→ **PROBLEM DETAILS**
Look for the word "major" in the records, and copy each line where it appears.

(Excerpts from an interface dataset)
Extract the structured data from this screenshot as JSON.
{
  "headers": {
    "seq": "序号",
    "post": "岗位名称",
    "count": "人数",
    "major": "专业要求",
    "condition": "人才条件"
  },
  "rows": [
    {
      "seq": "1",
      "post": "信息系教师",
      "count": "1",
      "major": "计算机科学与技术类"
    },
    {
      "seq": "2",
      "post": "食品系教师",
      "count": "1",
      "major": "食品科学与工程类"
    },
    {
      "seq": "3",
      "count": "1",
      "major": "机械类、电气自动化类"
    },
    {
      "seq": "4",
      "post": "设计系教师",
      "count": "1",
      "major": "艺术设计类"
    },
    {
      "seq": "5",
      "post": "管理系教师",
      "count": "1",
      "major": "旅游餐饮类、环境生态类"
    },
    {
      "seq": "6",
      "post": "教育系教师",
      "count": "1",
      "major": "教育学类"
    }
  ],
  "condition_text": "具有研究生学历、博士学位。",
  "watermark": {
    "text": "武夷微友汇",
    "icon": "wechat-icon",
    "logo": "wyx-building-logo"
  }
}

→ **EXPECTED ANSWER**
    "major": "专业要求",
      "major": "计算机科学与技术类"
      "major": "食品科学与工程类"
      "major": "机械类、电气自动化类"
      "major": "艺术设计类"
      "major": "旅游餐饮类、环境生态类"
      "major": "教育学类"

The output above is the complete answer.